Construction start / opening date: 315 year

Original name: Arco di costantino

The Arc de Triomphe of Constantine in Rome is located between the Palatine and the Colosseum, two of the city’s main attractions. It was erected in 315 to commemorate the victory of the Roman emperor in the battle that took place at the Milvian bridge in 312. This is the latest arch of all surviving, which traces the decorative elements previously used in more ancient monuments.

The Triumphal Arch of Emperor Constantine symbolizes the decline of the great Roman Empire, although it looks squat. Against the background of its arched decorations, the Corinthian columns stand out especially – it seems that the whole arch rests only on them.

On the attic, a decorative wall above the cornice, there are eight marble statues borrowed from the Forum of Trajan, the last of the imperial forums in Rome. Smaller spans are decorated with medallions, on which you can see hunting scenes.

History reference

Construction of the Arch of Constantine took three years and was completed only in 315. The structure is 21 meters high and consists of three spans. The main part of the arch is made of impressive white marble blocks. The overall design is similar to the design of the Arch of Septimius Severus, located here in Rome. Both have sculptural panels, entablatures are beamed spans, and eight columns adorn the two fronts of the arch.

Architectural features

The columns of the arch are made of yellow marble, on the bases one can see reliefs depicting captive barbarians, Roman soldiers and the goddess of victory Victoria. The goddess is also depicted on the vault of the main span. All reliefs belong to the era of Constantine.

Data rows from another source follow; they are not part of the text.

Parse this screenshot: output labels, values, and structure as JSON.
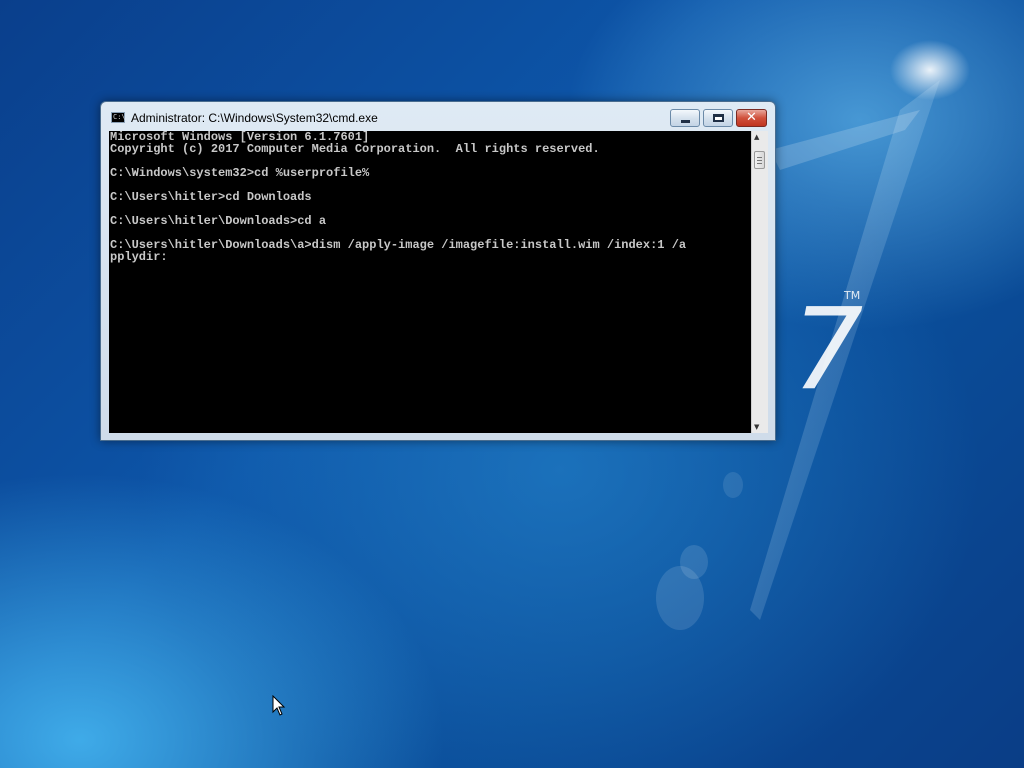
{
  "desktop": {
    "logo_text": "7",
    "trademark": "TM"
  },
  "window": {
    "title": "Administrator: C:\\Windows\\System32\\cmd.exe",
    "icon_text": "C:\\",
    "minimize_icon": "minimize-icon",
    "maximize_icon": "maximize-icon",
    "close_icon": "close-icon",
    "close_glyph": "✕"
  },
  "console": {
    "lines": "Microsoft Windows [Version 6.1.7601]\nCopyright (c) 2017 Computer Media Corporation.  All rights reserved.\n\nC:\\Windows\\system32>cd %userprofile%\n\nC:\\Users\\hitler>cd Downloads\n\nC:\\Users\\hitler\\Downloads>cd a\n\nC:\\Users\\hitler\\Downloads\\a>dism /apply-image /imagefile:install.wim /index:1 /a\npplydir:"
  },
  "scrollbar": {
    "up_glyph": "▲",
    "down_glyph": "▼"
  },
  "colors": {
    "console_bg": "#000000",
    "console_text": "#c8c8c8",
    "desktop_blue": "#0d55a8"
  }
}
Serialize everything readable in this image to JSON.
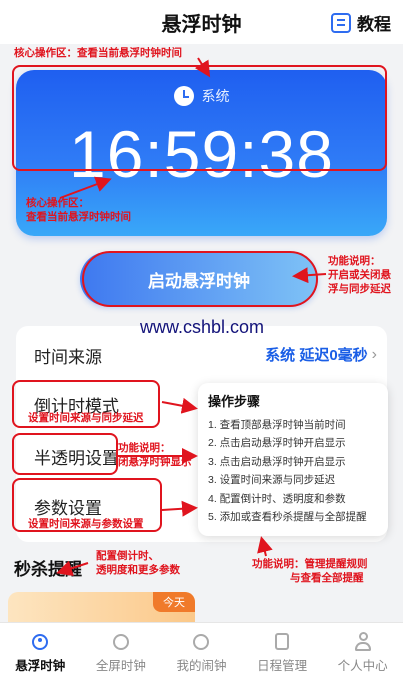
{
  "header": {
    "title": "悬浮时钟",
    "tutorial_label": "教程"
  },
  "clock": {
    "source_label": "系统",
    "time": "16:59:38"
  },
  "start_button": {
    "label": "启动悬浮时钟"
  },
  "watermark": "www.cshbl.com",
  "settings": {
    "time_source_label": "时间来源",
    "time_source_value": "系统 延迟0毫秒",
    "countdown_label": "倒计时模式",
    "translucent_label": "半透明设置",
    "params_label": "参数设置"
  },
  "steps": {
    "title": "操作步骤",
    "items": [
      "1. 查看顶部悬浮时钟当前时间",
      "2. 点击启动悬浮时钟开启显示",
      "3. 点击启动悬浮时钟开启显示",
      "3. 设置时间来源与同步延迟",
      "4. 配置倒计时、透明度和参数",
      "5. 添加或查看秒杀提醒与全部提醒"
    ]
  },
  "seckill": {
    "title": "秒杀提醒",
    "badge": "今天"
  },
  "annotations": {
    "top": "核心操作区：查看当前悬浮时钟时间",
    "bottom_line1": "核心操作区：",
    "bottom_line2": "查看当前悬浮时钟时间",
    "func1_line1": "功能说明：",
    "func1_line2": "开启或关闭悬",
    "func1_line3": "浮与同步延迟",
    "countdown_note": "设置时间来源与同步延迟",
    "func2_line1": "功能说明：",
    "func2_line2": "闭悬浮时钟显示",
    "params_note": "设置时间来源与参数设置",
    "config_line1": "配置倒计时、",
    "config_line2": "透明度和更多参数",
    "func3_line1": "功能说明：管理提醒规则",
    "func3_line2": "与查看全部提醒"
  },
  "tabs": [
    {
      "label": "悬浮时钟",
      "icon": "alarm-clock-icon",
      "active": true
    },
    {
      "label": "全屏时钟",
      "icon": "clock-icon",
      "active": false
    },
    {
      "label": "我的闹钟",
      "icon": "alarm-icon",
      "active": false
    },
    {
      "label": "日程管理",
      "icon": "schedule-icon",
      "active": false
    },
    {
      "label": "个人中心",
      "icon": "person-icon",
      "active": false
    }
  ],
  "colors": {
    "accent": "#2e6cf0",
    "annotation": "#e0141e",
    "value_blue": "#1a5ee6"
  }
}
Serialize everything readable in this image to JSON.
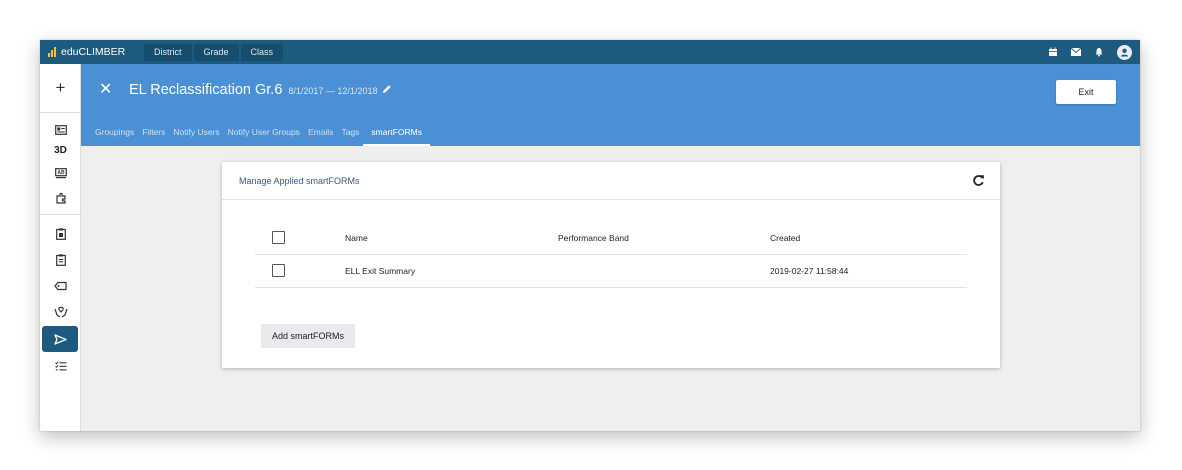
{
  "app": {
    "name": "eduCLIMBER",
    "top_nav": [
      "District",
      "Grade",
      "Class"
    ],
    "top_icons": [
      "calendar-icon",
      "mail-icon",
      "bell-icon",
      "user-avatar-icon"
    ]
  },
  "sidebar": {
    "add_label": "+",
    "items": [
      {
        "name": "id-card-icon"
      },
      {
        "name": "3d-view",
        "label": "3D"
      },
      {
        "name": "ab-icon"
      },
      {
        "name": "puzzle-icon"
      },
      {
        "name": "calendar-clipboard-icon"
      },
      {
        "name": "clipboard-icon"
      },
      {
        "name": "tag-icon"
      },
      {
        "name": "hands-heart-icon"
      },
      {
        "name": "send-icon",
        "active": true
      },
      {
        "name": "checklist-icon"
      }
    ]
  },
  "header": {
    "close_label": "✕",
    "title": "EL Reclassification Gr.6",
    "dates": "8/1/2017 — 12/1/2018",
    "exit_label": "Exit",
    "tabs": [
      {
        "label": "Groupings"
      },
      {
        "label": "Filters"
      },
      {
        "label": "Notify Users"
      },
      {
        "label": "Notify User Groups"
      },
      {
        "label": "Emails"
      },
      {
        "label": "Tags"
      },
      {
        "label": "smartFORMs",
        "active": true
      }
    ]
  },
  "card": {
    "title": "Manage Applied smartFORMs",
    "columns": [
      "Name",
      "Performance Band",
      "Created"
    ],
    "rows": [
      {
        "name": "ELL Exit Summary",
        "performance_band": "",
        "created": "2019-02-27 11:58:44"
      }
    ],
    "add_label": "Add smartFORMs"
  },
  "colors": {
    "topbar": "#1d5a7d",
    "header": "#4b8fd5",
    "logo_accent": "#f5c23b"
  }
}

Medallions, two meters in diameter, dating back to the reign of the Roman emperor Hadrian, are located above the side arches. They depict the hunt for a boar, lion and bear, making sacrifices to the gods Apollo, Hercules, Diana.

In the hunting scenes located on the north side, the heads of Hadrian are replaced by those of Constantine, in the sacrifices – Licinia and Constance Chlorus; vice versa on the south side. Constantine’s campaign against Maxentius illustrates the relief frieze. The medallions on the sides of the arch depict the deities of the Sun and Moon on chariots.

The attic is made of eight bas-reliefs made in pairs, taken from the monument of the era of Marcus Aurelius. On the north side are depicted: the return of the emperor to Rome, the emperor leaves the city, distributes money to the people, interrogates the prisoner.

On the south side – the German leader in front of the emperor, an appeal to the troops, the sacrifice of a sheep, a pig and a bull to the gods. The tops of the columns are crowned with figures of Dacians – a group of Thracian tribes. There is an assumption that they are taken from Trajan’s forum. The bas-reliefs located on the side walls of the attic of the Arch of Constantine were also borrowed from there. They illustrate the celebration of the victory over the Dacians.

Decor

The decor for the arch was used the same as in the previously erected Roman buildings, the alleged reason is that the creators of the structure (due to the need to quickly erect the arch) did not have time for its sculptural design.

Historians offer another explanation – the symbolic union of Constantine with the rulers of the past. On some elements of the decor, images of the earlier ruling Roman emperors are guessed – they were given a resemblance to Constantine.

How to get there

Arch of Constantine is located on Via Sacra. You can get there by metro to the Colosseum station on line B. It is just two stops from Termini station. Already leaving the metro, you can see how massive this structure is. There are also buses and trams running to the area. If you wish, you can order a taxi – the driver will quickly deliver you to your destination.

The arch is accessible to tourists every day, without breaks and weekends. Admission is free for everyone.

Interesting Facts

  • Arch of Constantine became a model for many similar structures erected in later periods.
  • During the reign of Nero, a fountain was installed around the arch, in which gladiators bathed after the battle. Only particles of the foundation in the form of a semicircle have survived from it to this day.
  • Arch of Constantine in Rome is the only one built in honor of the victory in the civil war.